Tragic things happen when we exchange God’s means of grace for our own—or when we misuse his means. Just ask Aaron’s sons, Nadab and Abihu. While handling the sacred things in the worship of God, they rebelliously offered strange fire on the altar of God—a means of worship the Lord did not command. The result? God vaporized them in his wrath.
Cal Ripken Junior became an extraordinary baseball player by doing an ordinary thing: he showed up for work. He did it again and again and again, a record 2,632 consecutive times. The hall-of-fame third baseman first appeared in the Baltimore Orioles starting lineup on May 30, 1982 in a game against the Seattle Mariners and his name was next absent from it on September 20, 1998.
Barry Bonds became a footnote to baseball history by attempting to do something extraordinary: bending baseball’s rules. One of the most feared sluggers of the 1990s and 2000s, Bonds broke one of the game’s most hallowed records—Hank Aaron’s all-time home run mark of 755 homers. But Bonds did it by cheating. For the last several years of his career, he took drugs that artificially enhanced his performance—and inflated his home run totals—enabling him to pass Aaron. To many fans, Bonds is baseball’s Benedict Arnold.
Why begin a Founders Blog article with these baseball anecdotes?
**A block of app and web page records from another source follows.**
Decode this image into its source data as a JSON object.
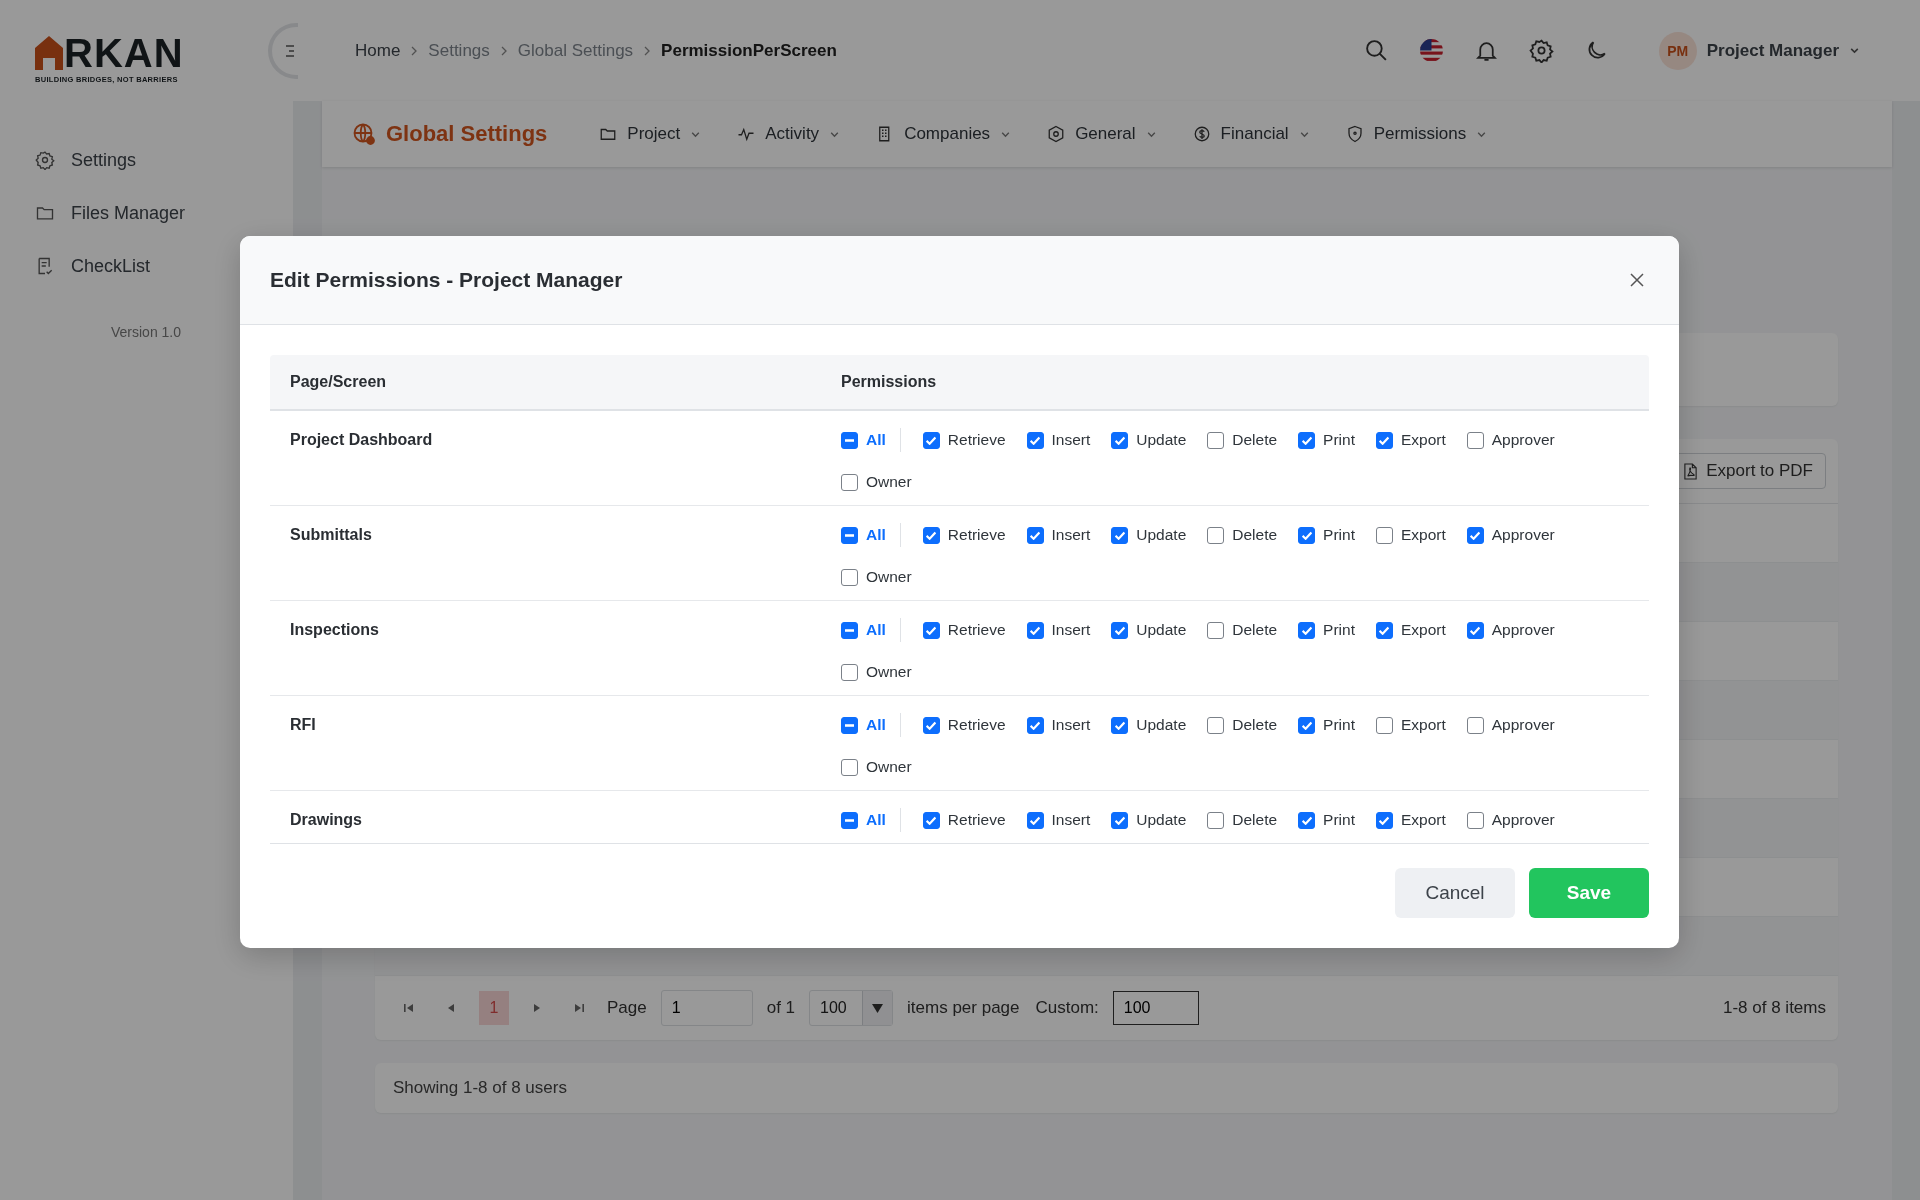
{
  "sidebar": {
    "logo": {
      "name": "RKAN",
      "tagline": "BUILDING BRIDGES, NOT BARRIERS"
    },
    "items": [
      {
        "label": "Settings"
      },
      {
        "label": "Files Manager"
      },
      {
        "label": "CheckList"
      }
    ],
    "version": "Version 1.0"
  },
  "breadcrumb": [
    {
      "label": "Home",
      "current": false
    },
    {
      "label": "Settings",
      "current": false
    },
    {
      "label": "Global Settings",
      "current": false
    },
    {
      "label": "PermissionPerScreen",
      "current": true
    }
  ],
  "user": {
    "initials": "PM",
    "name": "Project Manager"
  },
  "nav": {
    "title": "Global Settings",
    "menus": [
      {
        "label": "Project"
      },
      {
        "label": "Activity"
      },
      {
        "label": "Companies"
      },
      {
        "label": "General"
      },
      {
        "label": "Financial"
      },
      {
        "label": "Permissions"
      }
    ]
  },
  "page": {
    "export_button": "Export to PDF",
    "pagination": {
      "pages": [
        {
          "label": "1",
          "selected": true
        }
      ],
      "page_label": "Page",
      "page_value": "1",
      "of": "of 1",
      "per_page": "100",
      "per_page_label": "items per page",
      "custom_label": "Custom:",
      "custom_value": "100",
      "summary": "1-8 of 8 items"
    },
    "footer": "Showing 1-8 of 8 users"
  },
  "modal": {
    "title": "Edit Permissions - Project Manager",
    "columns": [
      "Page/Screen",
      "Permissions"
    ],
    "rows": [
      {
        "name": "Project Dashboard",
        "permissions": [
          {
            "label": "All",
            "kind": "all",
            "indeterminate": true
          },
          {
            "label": "Retrieve",
            "kind": "option",
            "checked": true
          },
          {
            "label": "Insert",
            "kind": "option",
            "checked": true
          },
          {
            "label": "Update",
            "kind": "option",
            "checked": true
          },
          {
            "label": "Delete",
            "kind": "option",
            "checked": false
          },
          {
            "label": "Print",
            "kind": "option",
            "checked": true
          },
          {
            "label": "Export",
            "kind": "option",
            "checked": true
          },
          {
            "label": "Approver",
            "kind": "option",
            "checked": false
          },
          {
            "label": "Owner",
            "kind": "option",
            "checked": false
          }
        ]
      },
      {
        "name": "Submittals",
        "permissions": [
          {
            "label": "All",
            "kind": "all",
            "indeterminate": true
          },
          {
            "label": "Retrieve",
            "kind": "option",
            "checked": true
          },
          {
            "label": "Insert",
            "kind": "option",
            "checked": true
          },
          {
            "label": "Update",
            "kind": "option",
            "checked": true
          },
          {
            "label": "Delete",
            "kind": "option",
            "checked": false
          },
          {
            "label": "Print",
            "kind": "option",
            "checked": true
          },
          {
            "label": "Export",
            "kind": "option",
            "checked": false
          },
          {
            "label": "Approver",
            "kind": "option",
            "checked": true
          },
          {
            "label": "Owner",
            "kind": "option",
            "checked": false
          }
        ]
      },
      {
        "name": "Inspections",
        "permissions": [
          {
            "label": "All",
            "kind": "all",
            "indeterminate": true
          },
          {
            "label": "Retrieve",
            "kind": "option",
            "checked": true
          },
          {
            "label": "Insert",
            "kind": "option",
            "checked": true
          },
          {
            "label": "Update",
            "kind": "option",
            "checked": true
          },
          {
            "label": "Delete",
            "kind": "option",
            "checked": false
          },
          {
            "label": "Print",
            "kind": "option",
            "checked": true
          },
          {
            "label": "Export",
            "kind": "option",
            "checked": true
          },
          {
            "label": "Approver",
            "kind": "option",
            "checked": true
          },
          {
            "label": "Owner",
            "kind": "option",
            "checked": false
          }
        ]
      },
      {
        "name": "RFI",
        "permissions": [
          {
            "label": "All",
            "kind": "all",
            "indeterminate": true
          },
          {
            "label": "Retrieve",
            "kind": "option",
            "checked": true
          },
          {
            "label": "Insert",
            "kind": "option",
            "checked": true
          },
          {
            "label": "Update",
            "kind": "option",
            "checked": true
          },
          {
            "label": "Delete",
            "kind": "option",
            "checked": false
          },
          {
            "label": "Print",
            "kind": "option",
            "checked": true
          },
          {
            "label": "Export",
            "kind": "option",
            "checked": false
          },
          {
            "label": "Approver",
            "kind": "option",
            "checked": false
          },
          {
            "label": "Owner",
            "kind": "option",
            "checked": false
          }
        ]
      },
      {
        "name": "Drawings",
        "permissions": [
          {
            "label": "All",
            "kind": "all",
            "indeterminate": true
          },
          {
            "label": "Retrieve",
            "kind": "option",
            "checked": true
          },
          {
            "label": "Insert",
            "kind": "option",
            "checked": true
          },
          {
            "label": "Update",
            "kind": "option",
            "checked": true
          },
          {
            "label": "Delete",
            "kind": "option",
            "checked": false
          },
          {
            "label": "Print",
            "kind": "option",
            "checked": true
          },
          {
            "label": "Export",
            "kind": "option",
            "checked": true
          },
          {
            "label": "Approver",
            "kind": "option",
            "checked": false
          }
        ]
      }
    ],
    "buttons": [
      {
        "label": "Cancel",
        "kind": "secondary"
      },
      {
        "label": "Save",
        "kind": "primary"
      }
    ]
  }
}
Because they illustrate well two different approaches to ministry—God’s way and our way. In the Reformed tradition, preaching, prayer and the ordinances—baptism and the Lord’s Supper—have often been referred to as “the ordinary means of grace” because they form the heart of worship and the main methods of ministry in a faithful, biblical church. They’re God’s means of transforming his people and ought to form the core of local church ministry.
But I fear, in our good and right desire to see disciples made and God’s church built, we get thrown by the term “ordinary.” Think Ripken here, not Bonds.
Grace is Not Ordinary
The phrase “ordinary means of grace” can be interpreted as suggesting that God’s work is dull and unspectacular, but there is nothing ordinary about God’s grace. God uses the public proclamation of a book that’s at least 6,000 years old in places and his Spirit to cause a gargantuan army of his enemies to love him and desire to join his family. What are the ordinary means of grace? The answer to question 95, Keach’s Catechism defines them as follows:
The outward and ordinary means whereby Christ communicates to us the benefits of redemption are His ordinances, especially the Word, Baptism, the Lord’s Supper and Prayer; all which are made effectual to the elect for salvation. (Rom. 10:17; James 1:18; 1 Cor. 3:5; Acts 14:1; 2:41,42)
A few months ago, a man from my hometown told me he had planted a new church. I asked him to tell me a little more about it. As only a mountain man from north Georgia could put it, he said, “Well, it ain’t much. Just preachin’, prayin’, and sangin.’ I figure that’s plenty.”
When We Try to Use Extraordinary Means
It’s plenty because tragic things happen when we exchange God’s means of grace for our own—or when we misuse his means. Just ask Aaron’s sons, Nadab and Abihu. While handling the sacred things in the worship of God, they rebelliously offered strange fire on the altar of God—a means of worship the Lord did not command. The result? God vaporized them in his wrath.
Just ask Old Testament Israel who embraced the pantheon of deities worshiped by the nations around them and God used Assyria and Babylon—wicked nations—as instruments of judgment. Of course, God in his holiness, turned around and poured out his judgment on those nations for their sin as well.
Obeying God is always best. One of the often under-discussed principles of the Reformation was that of simplicity. That is, worship, ministry, and all the things that go with it (including the architecture of a church) should be simple. My north Georgia friend was on to something that we—even in our correct motives of seeing God’s people edified and sinners come to Christ—often forget: God performs his extraordinary work of spiritual awakening through ordinary people and ordinary things.